> Problem to work on
Count the lines below that hold the word "MILLS" and say how many, with no other text.
[[ Material to process, beginning ]]
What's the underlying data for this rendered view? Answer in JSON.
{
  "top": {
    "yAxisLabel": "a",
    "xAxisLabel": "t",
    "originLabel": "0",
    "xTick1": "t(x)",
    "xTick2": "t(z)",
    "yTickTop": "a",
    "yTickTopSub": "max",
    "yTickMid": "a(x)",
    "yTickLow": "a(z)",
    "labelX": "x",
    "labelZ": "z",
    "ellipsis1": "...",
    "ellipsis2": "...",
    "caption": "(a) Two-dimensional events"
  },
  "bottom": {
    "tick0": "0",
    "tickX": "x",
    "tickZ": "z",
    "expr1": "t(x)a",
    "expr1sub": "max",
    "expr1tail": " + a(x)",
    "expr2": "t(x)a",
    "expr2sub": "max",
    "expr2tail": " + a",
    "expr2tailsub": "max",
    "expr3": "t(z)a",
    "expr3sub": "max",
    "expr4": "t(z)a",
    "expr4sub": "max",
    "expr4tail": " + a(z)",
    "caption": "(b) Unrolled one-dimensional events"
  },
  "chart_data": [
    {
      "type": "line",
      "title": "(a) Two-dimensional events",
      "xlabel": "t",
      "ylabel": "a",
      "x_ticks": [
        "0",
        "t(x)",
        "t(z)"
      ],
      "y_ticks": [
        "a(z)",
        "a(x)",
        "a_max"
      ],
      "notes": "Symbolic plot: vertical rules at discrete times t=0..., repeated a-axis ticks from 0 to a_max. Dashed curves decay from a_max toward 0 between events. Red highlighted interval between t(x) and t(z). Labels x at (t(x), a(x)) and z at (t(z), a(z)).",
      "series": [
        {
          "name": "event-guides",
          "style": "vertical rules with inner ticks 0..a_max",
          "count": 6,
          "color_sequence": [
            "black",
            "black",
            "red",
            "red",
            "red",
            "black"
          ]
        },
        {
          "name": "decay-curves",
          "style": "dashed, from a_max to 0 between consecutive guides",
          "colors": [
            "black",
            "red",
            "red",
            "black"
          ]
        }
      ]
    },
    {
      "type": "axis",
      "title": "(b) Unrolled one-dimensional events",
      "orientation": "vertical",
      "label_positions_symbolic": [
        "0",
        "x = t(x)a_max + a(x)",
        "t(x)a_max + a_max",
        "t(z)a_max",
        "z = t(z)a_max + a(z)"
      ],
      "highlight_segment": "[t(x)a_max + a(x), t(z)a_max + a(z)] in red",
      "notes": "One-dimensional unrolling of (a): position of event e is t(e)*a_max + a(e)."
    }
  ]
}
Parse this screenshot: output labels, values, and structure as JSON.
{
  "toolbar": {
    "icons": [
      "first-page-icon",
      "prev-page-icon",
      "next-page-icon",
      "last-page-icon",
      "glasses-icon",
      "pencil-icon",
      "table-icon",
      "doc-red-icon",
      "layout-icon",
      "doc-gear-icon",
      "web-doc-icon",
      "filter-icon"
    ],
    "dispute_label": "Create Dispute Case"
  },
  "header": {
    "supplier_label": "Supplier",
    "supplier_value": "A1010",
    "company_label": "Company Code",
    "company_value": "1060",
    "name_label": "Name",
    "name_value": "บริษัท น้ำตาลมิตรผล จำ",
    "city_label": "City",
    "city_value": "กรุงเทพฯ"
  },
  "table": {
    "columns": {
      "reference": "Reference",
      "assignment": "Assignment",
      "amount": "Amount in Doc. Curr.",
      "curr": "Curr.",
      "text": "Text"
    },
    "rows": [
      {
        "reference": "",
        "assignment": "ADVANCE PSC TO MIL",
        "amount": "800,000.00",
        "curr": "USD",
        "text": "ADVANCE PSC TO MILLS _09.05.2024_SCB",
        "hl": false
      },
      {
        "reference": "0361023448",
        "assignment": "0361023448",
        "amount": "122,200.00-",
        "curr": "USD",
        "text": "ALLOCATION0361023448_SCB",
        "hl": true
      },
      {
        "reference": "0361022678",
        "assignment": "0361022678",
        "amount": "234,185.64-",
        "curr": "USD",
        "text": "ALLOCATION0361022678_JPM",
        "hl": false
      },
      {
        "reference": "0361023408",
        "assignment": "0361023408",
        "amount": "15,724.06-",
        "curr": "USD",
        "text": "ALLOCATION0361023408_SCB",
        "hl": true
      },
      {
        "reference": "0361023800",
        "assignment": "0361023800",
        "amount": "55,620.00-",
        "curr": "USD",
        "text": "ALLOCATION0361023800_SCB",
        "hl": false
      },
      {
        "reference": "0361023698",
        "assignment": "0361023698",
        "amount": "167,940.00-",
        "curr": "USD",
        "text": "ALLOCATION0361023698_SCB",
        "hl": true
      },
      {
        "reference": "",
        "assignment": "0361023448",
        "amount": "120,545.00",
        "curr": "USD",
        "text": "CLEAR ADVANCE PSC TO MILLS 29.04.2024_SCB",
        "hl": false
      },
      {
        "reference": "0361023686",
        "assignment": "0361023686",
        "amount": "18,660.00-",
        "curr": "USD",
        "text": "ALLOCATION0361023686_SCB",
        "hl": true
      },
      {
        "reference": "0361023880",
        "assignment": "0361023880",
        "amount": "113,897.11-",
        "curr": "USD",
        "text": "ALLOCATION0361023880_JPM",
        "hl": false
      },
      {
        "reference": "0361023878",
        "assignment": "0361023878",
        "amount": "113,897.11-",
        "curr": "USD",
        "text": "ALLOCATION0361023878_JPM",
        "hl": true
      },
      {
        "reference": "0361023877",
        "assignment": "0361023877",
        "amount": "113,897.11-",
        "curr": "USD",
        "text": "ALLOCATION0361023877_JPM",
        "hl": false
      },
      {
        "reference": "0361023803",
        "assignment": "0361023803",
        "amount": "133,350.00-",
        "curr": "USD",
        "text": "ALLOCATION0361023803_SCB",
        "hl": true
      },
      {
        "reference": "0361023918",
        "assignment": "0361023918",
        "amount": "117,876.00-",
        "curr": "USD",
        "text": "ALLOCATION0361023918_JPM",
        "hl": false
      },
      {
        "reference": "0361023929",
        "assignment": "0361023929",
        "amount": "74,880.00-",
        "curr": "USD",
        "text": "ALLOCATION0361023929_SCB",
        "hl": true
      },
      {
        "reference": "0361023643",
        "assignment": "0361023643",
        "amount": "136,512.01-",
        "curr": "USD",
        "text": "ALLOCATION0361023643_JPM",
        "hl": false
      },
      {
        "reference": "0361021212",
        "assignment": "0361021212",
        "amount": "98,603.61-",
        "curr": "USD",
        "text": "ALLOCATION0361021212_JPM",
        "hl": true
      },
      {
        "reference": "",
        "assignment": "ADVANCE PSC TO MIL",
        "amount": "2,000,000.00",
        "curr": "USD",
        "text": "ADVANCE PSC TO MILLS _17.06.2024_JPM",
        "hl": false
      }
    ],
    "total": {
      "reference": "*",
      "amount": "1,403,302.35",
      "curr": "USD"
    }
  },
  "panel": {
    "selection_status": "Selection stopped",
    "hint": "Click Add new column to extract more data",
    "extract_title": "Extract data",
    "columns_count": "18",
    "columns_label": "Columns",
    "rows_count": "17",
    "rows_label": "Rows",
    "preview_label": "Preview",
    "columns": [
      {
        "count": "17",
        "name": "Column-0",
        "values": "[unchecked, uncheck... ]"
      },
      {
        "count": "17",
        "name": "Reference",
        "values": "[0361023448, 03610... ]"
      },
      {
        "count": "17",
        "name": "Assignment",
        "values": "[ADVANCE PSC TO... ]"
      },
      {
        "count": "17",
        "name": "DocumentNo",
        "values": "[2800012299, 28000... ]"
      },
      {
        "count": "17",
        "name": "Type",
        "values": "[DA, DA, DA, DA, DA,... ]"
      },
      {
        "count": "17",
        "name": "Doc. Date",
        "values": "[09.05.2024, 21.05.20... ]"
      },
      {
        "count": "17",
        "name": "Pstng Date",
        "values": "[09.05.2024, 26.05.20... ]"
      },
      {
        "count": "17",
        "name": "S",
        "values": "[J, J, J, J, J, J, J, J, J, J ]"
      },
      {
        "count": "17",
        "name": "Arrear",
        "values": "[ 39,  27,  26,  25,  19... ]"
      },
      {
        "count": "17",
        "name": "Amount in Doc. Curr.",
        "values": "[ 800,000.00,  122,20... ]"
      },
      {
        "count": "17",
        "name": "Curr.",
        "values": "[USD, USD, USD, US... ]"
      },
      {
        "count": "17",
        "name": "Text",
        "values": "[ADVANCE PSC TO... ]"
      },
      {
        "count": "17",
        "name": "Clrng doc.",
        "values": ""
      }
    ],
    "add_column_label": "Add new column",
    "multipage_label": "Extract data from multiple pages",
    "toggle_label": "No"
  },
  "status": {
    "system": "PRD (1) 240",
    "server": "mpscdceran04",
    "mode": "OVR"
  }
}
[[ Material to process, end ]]
> Expected output
3